The summer storm season is upon us in the Gulf Coast. A few simple preparations now will help your landscape look its best and make any cleanup a snap.

water drop on green leaf

By Keri Leymaster

The best way to avoid summer storm damage is have your plants as healthy as possible before harsh conditions set in. Healthy plants have stronger root systems, and the best structures to withstand strong winds and tough weather. Read on to learn tips for your resilient garden.

  • Train trees to develop strong root systems by keeping bracing or supports no longer than one year. Supports act similarly to an ankle brace, keeping the trunk upright but not allowing the natural movement from wind to build strength in the stems. Once plants root in the soil, remove those stakes and straps.

 

dead branches on tree

  • Remove dead branches from trees and shrubs. Plants look better, and removal now eliminates cleanup after a strong storm. Look for branches that hang low when wet, and consider removing them while the sun shines.
palm tree
  • Avoid “hurricane pruning” palms. Palms transfer nutrients from old to new leaves, and that is important to their overall health. Research shows this severe type of pruning leaves plants weaker and more susceptible to damage.
Coontie, Zamia pumila, tolerates periods of wet soil
  • Use native plants. For areas prone to flooding, native plants, such as Coontie palms (Zamia pumila) or sand cordgrass (Spartina bakeri), do well. Sabal palms (Sabal palmetto) or bald cypress (Taxodium distichum) also are good trees for those areas. In our yard we use a mass planting of Coontie palms near our driveway where water collects after rain.
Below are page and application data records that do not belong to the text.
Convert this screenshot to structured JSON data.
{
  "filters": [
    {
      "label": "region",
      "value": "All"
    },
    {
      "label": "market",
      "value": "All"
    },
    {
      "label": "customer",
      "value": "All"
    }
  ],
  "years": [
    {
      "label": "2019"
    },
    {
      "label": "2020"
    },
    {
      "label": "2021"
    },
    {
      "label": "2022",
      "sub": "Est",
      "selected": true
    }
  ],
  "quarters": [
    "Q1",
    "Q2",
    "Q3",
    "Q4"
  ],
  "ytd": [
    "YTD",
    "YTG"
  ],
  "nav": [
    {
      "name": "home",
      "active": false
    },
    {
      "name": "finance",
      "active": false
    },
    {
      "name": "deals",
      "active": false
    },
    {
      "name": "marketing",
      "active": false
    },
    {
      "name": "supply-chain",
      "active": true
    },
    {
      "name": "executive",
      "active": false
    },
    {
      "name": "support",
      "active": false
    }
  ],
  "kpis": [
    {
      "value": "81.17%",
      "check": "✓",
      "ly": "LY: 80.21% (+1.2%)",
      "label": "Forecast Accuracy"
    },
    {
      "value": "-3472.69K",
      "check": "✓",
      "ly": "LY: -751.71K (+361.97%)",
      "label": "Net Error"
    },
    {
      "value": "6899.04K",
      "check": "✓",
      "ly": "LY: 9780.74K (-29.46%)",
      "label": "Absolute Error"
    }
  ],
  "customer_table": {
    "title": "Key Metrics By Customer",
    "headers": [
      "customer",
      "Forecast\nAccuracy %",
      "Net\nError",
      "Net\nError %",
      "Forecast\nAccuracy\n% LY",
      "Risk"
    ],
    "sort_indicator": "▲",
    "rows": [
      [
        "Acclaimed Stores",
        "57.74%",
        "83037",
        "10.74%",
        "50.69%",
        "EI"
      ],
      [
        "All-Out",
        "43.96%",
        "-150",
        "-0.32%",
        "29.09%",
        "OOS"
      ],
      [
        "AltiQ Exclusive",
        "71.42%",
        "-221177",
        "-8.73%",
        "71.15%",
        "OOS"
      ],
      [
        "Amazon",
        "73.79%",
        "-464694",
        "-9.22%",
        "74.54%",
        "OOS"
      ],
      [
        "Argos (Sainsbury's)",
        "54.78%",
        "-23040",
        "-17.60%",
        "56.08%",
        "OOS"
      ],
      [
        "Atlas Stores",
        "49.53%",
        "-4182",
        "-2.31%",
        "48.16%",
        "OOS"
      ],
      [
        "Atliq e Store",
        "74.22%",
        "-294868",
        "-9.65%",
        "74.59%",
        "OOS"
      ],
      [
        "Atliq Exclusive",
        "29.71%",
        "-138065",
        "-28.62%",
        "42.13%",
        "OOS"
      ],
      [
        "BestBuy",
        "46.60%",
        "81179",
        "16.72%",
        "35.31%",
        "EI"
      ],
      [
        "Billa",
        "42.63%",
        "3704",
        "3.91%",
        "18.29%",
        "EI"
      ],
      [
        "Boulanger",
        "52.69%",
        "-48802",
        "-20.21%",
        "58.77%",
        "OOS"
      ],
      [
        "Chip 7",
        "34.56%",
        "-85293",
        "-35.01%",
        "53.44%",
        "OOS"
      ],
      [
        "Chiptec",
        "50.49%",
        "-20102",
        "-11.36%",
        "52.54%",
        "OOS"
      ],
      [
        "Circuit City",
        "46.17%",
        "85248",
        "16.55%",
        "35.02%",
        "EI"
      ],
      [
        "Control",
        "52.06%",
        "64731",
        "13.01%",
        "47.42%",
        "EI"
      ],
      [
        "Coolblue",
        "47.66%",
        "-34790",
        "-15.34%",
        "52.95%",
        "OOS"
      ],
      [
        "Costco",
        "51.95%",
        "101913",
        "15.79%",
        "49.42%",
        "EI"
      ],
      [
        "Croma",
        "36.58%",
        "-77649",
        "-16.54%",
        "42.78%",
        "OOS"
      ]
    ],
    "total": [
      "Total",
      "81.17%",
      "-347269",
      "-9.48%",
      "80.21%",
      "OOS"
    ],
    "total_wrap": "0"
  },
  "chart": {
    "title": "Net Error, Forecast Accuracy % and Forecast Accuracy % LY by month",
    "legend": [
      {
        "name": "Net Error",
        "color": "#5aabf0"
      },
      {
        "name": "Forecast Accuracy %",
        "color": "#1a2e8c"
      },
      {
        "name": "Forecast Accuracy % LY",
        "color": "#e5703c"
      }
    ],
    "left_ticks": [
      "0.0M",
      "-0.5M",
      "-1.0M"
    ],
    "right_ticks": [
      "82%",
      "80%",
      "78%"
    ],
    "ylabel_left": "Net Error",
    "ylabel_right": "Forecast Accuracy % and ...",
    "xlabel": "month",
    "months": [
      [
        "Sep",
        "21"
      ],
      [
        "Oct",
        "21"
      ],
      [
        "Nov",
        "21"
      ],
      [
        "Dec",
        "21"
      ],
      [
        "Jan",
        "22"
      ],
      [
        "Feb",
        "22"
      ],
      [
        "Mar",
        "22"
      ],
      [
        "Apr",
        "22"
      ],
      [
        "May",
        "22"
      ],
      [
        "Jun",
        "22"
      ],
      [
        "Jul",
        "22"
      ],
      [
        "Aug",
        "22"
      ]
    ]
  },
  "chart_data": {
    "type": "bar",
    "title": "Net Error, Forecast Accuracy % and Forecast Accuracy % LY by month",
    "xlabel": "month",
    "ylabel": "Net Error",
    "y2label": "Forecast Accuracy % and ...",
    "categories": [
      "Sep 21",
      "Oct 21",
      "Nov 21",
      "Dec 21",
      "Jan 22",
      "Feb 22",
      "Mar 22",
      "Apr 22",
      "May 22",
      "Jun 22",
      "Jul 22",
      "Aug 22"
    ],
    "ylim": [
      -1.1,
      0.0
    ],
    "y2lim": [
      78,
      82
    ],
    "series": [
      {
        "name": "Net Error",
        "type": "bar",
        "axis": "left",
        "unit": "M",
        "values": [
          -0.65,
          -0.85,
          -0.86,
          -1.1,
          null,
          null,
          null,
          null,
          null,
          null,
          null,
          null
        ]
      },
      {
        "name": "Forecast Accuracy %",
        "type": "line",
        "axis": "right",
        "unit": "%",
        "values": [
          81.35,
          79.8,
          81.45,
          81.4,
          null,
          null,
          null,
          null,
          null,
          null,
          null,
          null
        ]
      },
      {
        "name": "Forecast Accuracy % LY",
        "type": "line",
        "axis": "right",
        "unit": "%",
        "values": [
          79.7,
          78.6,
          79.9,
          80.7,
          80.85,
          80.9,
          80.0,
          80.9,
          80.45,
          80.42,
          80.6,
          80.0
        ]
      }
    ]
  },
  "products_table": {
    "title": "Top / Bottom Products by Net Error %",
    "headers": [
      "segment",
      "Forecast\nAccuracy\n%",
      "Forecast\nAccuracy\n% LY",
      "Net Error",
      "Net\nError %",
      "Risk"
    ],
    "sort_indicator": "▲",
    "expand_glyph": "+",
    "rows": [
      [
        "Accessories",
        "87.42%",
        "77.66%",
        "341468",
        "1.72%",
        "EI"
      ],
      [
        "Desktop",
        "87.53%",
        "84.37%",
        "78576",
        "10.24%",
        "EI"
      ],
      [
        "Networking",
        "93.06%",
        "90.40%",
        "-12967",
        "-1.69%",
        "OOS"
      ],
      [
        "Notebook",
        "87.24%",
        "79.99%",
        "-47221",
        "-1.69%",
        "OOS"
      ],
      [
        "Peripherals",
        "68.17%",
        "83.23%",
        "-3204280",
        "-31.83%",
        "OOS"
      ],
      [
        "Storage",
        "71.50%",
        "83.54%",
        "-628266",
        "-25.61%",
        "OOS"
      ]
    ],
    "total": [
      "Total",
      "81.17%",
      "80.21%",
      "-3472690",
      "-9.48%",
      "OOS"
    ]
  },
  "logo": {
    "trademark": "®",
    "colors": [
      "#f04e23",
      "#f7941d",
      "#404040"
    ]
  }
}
These plants can handle waterlogged soil for short periods.

Don’t take summer storms sitting down. Get ready for them now so you can sit comfortably inside while the rain and wind blow.